Chief Investigator: Professor Susan Davis
Co-Investigators: Professor Robin Bell, Dr Fiona Jane
The aim of this study is to assess the effectiveness of the hormone testosterone used intravaginally on the symptoms of vaginal dryness, itch or pain affecting sexual wellbeing in women with breast cancer on aromatase inhibitor (AI) therapy.
Current guidelines recommend that women with hormone receptor positive breast cancer who are postmenopausal at diagnosis are treated with an AI either initially or after 2 to 3 years of tamoxifen, for at least 5 years.

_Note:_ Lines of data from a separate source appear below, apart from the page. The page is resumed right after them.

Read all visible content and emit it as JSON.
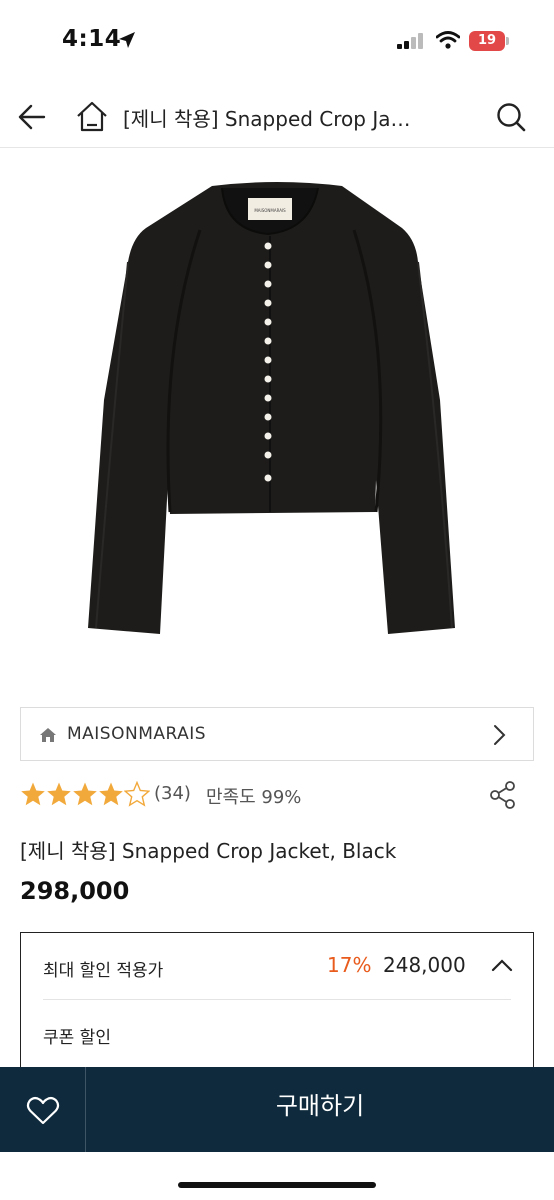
{
  "status_bar": {
    "time": "4:14",
    "battery": "19"
  },
  "header": {
    "title": "[제니 착용] Snapped Crop Ja…",
    "icons": [
      "back-arrow-icon",
      "home-icon",
      "search-icon"
    ]
  },
  "product_image": {
    "label_text": "MAISONMARAIS",
    "description_icon": "jacket-photo"
  },
  "brand": {
    "name": "MAISONMARAIS"
  },
  "rating": {
    "stars": 4.5,
    "review_count": "(34)",
    "satisfaction": "만족도 99%"
  },
  "product": {
    "name": "[제니 착용] Snapped Crop Jacket, Black",
    "price": "298,000"
  },
  "discount": {
    "label": "최대 할인 적용가",
    "rate": "17%",
    "price": "248,000",
    "coupon_label": "쿠폰 할인"
  },
  "bottom_bar": {
    "buy_label": "구매하기"
  },
  "colors": {
    "accent_orange": "#e85b1c",
    "star_color": "#f2a93b",
    "bottom_bar": "#0e2a3c"
  }
}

Aromatase inhibitor medications lower estrogen levels and lead to increased symptoms of vaginal dryness, irritation, itching, infection, discomfort and painful sex (dyspareunia) known as vulvovaginal atrophy (VVA). Current therapies for this may be contraindicated in women with breast cancer, or are expensive and often ineffective. Initial research supports the use of intra-vaginal testosterone in these women. We anticipate intra-vaginal testosterone will reduce sexual discomfort/pain, improve sexual wellbeing and vaginal symptoms.

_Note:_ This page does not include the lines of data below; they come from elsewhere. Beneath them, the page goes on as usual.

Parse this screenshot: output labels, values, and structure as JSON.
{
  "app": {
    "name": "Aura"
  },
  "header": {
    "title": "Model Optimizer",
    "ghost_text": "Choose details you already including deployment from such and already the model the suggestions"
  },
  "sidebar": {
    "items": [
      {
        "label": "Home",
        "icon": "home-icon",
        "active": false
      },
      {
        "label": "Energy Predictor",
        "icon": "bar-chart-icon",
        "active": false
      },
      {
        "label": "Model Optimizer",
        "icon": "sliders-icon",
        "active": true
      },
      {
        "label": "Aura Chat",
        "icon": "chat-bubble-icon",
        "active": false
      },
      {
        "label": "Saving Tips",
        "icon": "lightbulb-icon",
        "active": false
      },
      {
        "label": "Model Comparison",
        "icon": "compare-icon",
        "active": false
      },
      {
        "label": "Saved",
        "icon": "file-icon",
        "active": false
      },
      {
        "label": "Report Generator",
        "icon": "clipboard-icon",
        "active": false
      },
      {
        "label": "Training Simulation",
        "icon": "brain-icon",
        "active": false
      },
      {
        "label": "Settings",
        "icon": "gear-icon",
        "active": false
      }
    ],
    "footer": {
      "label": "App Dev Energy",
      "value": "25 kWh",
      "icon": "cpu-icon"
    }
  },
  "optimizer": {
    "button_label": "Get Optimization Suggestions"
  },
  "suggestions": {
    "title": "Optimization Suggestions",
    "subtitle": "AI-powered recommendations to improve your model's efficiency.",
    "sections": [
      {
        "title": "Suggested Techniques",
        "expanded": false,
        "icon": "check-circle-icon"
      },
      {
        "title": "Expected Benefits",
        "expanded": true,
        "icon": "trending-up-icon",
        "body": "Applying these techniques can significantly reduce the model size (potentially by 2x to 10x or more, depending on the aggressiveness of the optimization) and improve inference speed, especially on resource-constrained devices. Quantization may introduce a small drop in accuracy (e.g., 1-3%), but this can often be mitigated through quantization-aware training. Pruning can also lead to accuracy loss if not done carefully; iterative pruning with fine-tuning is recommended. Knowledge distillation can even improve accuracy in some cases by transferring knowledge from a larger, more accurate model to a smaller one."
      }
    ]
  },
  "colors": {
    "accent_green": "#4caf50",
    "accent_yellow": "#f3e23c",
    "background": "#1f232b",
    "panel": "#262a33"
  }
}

For this study we will recruit 100 women with breast cancer on aromatase inhibitor therapy (anastrozole, letrozole. exmestane). We will ask for consent from their treating oncologist. Half of the women will use active medication and half will be the control group using placebo (inactive medication).
Women will need to be able to:
- attend 3 visits over 26 weeks to the Women’s Health Research Program at The Alfred Centre. Prahran, Victoria
- have blood taken at each visit
- have vaginal smears taken on 3 visits
This research project is funded by the National Breast Cancer Foundation and has been approved by the Human Research Ethics Committee of Monash University.
For futher information please contact Ashley Baring on + 61 3 9903 0830 or email firstname.lastname@example.org at the Women’s Health Research Program, Monash University.